In addition to the looming presence of COVID-19, the weeklong conference will play out under the shadow of controversy, as Apple fends off fresh developer rage and an antitrust probe. Both speak to the company’s role as a gatekeeper to the massive iOS user base. 

As always, WWDC will be dedicated to offering engineers guidance on building apps and implementing new features. But on Monday Apple should give consumers more than enough to chew on with its “Platforms State of the Union,” where we’ll get the latest updates coming to Apple’s services.

Big changes may be coming for the next iOS (14), which rumors suggest could allow users to set third-party apps like Spotify or Google Maps as defaults over Apple Music and Apple Maps, according to CNET.

By allowing for third-party apps to be defaulted, Apple can argue that it’s taking steps to even the playing field. And European competition commissioner Margrethe Vestager has mentioned the EC was focused on ensuring Apple’s rules are not distorting competition in markets where it’s competing with app developers.

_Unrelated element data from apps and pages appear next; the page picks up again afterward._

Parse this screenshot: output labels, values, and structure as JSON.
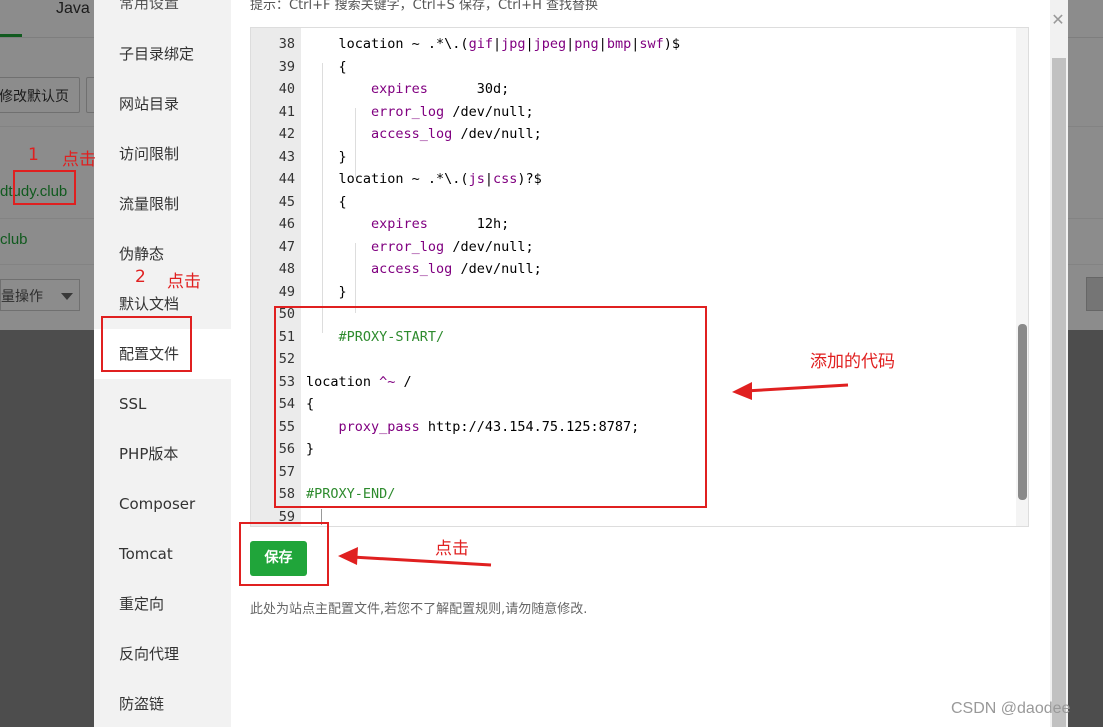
{
  "background": {
    "tab_label": "Java",
    "default_page_button": "修改默认页",
    "site_1": "dtudy.club",
    "site_2": "club",
    "batch_label": "量操作"
  },
  "modal": {
    "sidebar_top_partial": "常用设置",
    "sidebar": [
      "子目录绑定",
      "网站目录",
      "访问限制",
      "流量限制",
      "伪静态",
      "默认文档",
      "配置文件",
      "SSL",
      "PHP版本",
      "Composer",
      "Tomcat",
      "重定向",
      "反向代理",
      "防盗链"
    ],
    "active_item": "配置文件",
    "hint": "提示：Ctrl+F 搜索关键字，Ctrl+S 保存，Ctrl+H 查找替换",
    "editor": {
      "lines": [
        {
          "n": "38",
          "segs": [
            [
              "    location ~ .*\\.(",
              ""
            ],
            [
              "gif",
              "kw"
            ],
            [
              "|",
              ""
            ],
            [
              "jpg",
              "kw"
            ],
            [
              "|",
              ""
            ],
            [
              "jpeg",
              "kw"
            ],
            [
              "|",
              ""
            ],
            [
              "png",
              "kw"
            ],
            [
              "|",
              ""
            ],
            [
              "bmp",
              "kw"
            ],
            [
              "|",
              ""
            ],
            [
              "swf",
              "kw"
            ],
            [
              ")$",
              ""
            ]
          ]
        },
        {
          "n": "39",
          "segs": [
            [
              "    {",
              ""
            ]
          ]
        },
        {
          "n": "40",
          "segs": [
            [
              "        ",
              ""
            ],
            [
              "expires",
              "kw"
            ],
            [
              "      30d;",
              ""
            ]
          ]
        },
        {
          "n": "41",
          "segs": [
            [
              "        ",
              ""
            ],
            [
              "error_log",
              "kw"
            ],
            [
              " /dev/null;",
              ""
            ]
          ]
        },
        {
          "n": "42",
          "segs": [
            [
              "        ",
              ""
            ],
            [
              "access_log",
              "kw"
            ],
            [
              " /dev/null;",
              ""
            ]
          ]
        },
        {
          "n": "43",
          "segs": [
            [
              "    }",
              ""
            ]
          ]
        },
        {
          "n": "44",
          "segs": [
            [
              "    location ~ .*\\.(",
              ""
            ],
            [
              "js",
              "kw"
            ],
            [
              "|",
              ""
            ],
            [
              "css",
              "kw"
            ],
            [
              ")?$",
              ""
            ]
          ]
        },
        {
          "n": "45",
          "segs": [
            [
              "    {",
              ""
            ]
          ]
        },
        {
          "n": "46",
          "segs": [
            [
              "        ",
              ""
            ],
            [
              "expires",
              "kw"
            ],
            [
              "      12h;",
              ""
            ]
          ]
        },
        {
          "n": "47",
          "segs": [
            [
              "        ",
              ""
            ],
            [
              "error_log",
              "kw"
            ],
            [
              " /dev/null;",
              ""
            ]
          ]
        },
        {
          "n": "48",
          "segs": [
            [
              "        ",
              ""
            ],
            [
              "access_log",
              "kw"
            ],
            [
              " /dev/null;",
              ""
            ]
          ]
        },
        {
          "n": "49",
          "segs": [
            [
              "    }",
              ""
            ]
          ]
        },
        {
          "n": "50",
          "segs": [
            [
              "",
              ""
            ]
          ]
        },
        {
          "n": "51",
          "segs": [
            [
              "    ",
              ""
            ],
            [
              "#PROXY-START/",
              "cm"
            ]
          ]
        },
        {
          "n": "52",
          "segs": [
            [
              "",
              ""
            ]
          ]
        },
        {
          "n": "53",
          "segs": [
            [
              "location ",
              ""
            ],
            [
              "^~",
              "kw"
            ],
            [
              " /",
              ""
            ]
          ]
        },
        {
          "n": "54",
          "segs": [
            [
              "{",
              ""
            ]
          ]
        },
        {
          "n": "55",
          "segs": [
            [
              "    ",
              ""
            ],
            [
              "proxy_pass",
              "kw"
            ],
            [
              " http://43.154.75.125:8787;",
              ""
            ]
          ]
        },
        {
          "n": "56",
          "segs": [
            [
              "}",
              ""
            ]
          ]
        },
        {
          "n": "57",
          "segs": [
            [
              "",
              ""
            ]
          ]
        },
        {
          "n": "58",
          "segs": [
            [
              "",
              ""
            ],
            [
              "#PROXY-END/",
              "cm"
            ]
          ]
        },
        {
          "n": "59",
          "segs": [
            [
              "",
              ""
            ]
          ]
        }
      ]
    },
    "save_label": "保存",
    "note": "此处为站点主配置文件,若您不了解配置规则,请勿随意修改."
  },
  "annotations": {
    "step1_num": "1",
    "step1_text": "点击",
    "step2_num": "2",
    "step2_text": "点击",
    "added_code": "添加的代码",
    "click_save": "点击"
  },
  "watermark": "CSDN @daodee",
  "colors": {
    "accent": "#20a53a",
    "annotation": "#e02020",
    "keyword": "#800080",
    "comment": "#2e8b2e"
  }
}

Still, that would be far from enough to remedy Apple’s headaches, which are specifically concerned with its requirement of App Store apps to use its own payment tech for in-app purchases (IAPs) and subscriptions, from which it could take a 15%-30% cut.

The issue with Apple’s digital goods tax is twofold. For one, it’s extremely difficult for smaller apps like e-book seller Kobo to operate in the green while giving up 30% of each sale. Second, the tax appears to be applied almost arbitrarily at times, with certain apps like Prime Video and Canal+ being able to avoid it. 

Since Apple is providing iOS developers with access to a large consumer base in a cleanly curated App Store, an immediate compromise/way to address the issue would be to apply some sort of sliding scale on the cut it takes from IAPs, based on the size of an app. 

Sure, this would mean Apple gets less from the massive revenue pot of the app store, which totaled $55 billion in revenue and supported $519 billion in billings and sales 2019. But it would also probably mean less grief from developers and regulators, which both don’t appear ready to ease up off the gas pedal any time soon. 

Moreover, increased uptake of its own services, like Apple TV+, could make up for some of the revenue lost via in-app purchases. iOS14 code suggests there may be a new Siri remote for Apple TV, according to 9to5Mac, and a new cheaper version of the remote (it’s currently $60 on Apple’s website) could make purchasing an Apple TV box more appealing to some.

Meanwhile, a bundle of Apple’s various services has been rumored to be in the works for a while, and announcing that at WWDC could be a boon for TV+. The service only had about 5 million active users as of February, but discounted access to the service, which is set to get big movies like “Greyhound” and Scorsece’s next mega-movie “Killers of the Flower Moon,” would likely drive some to sign-up.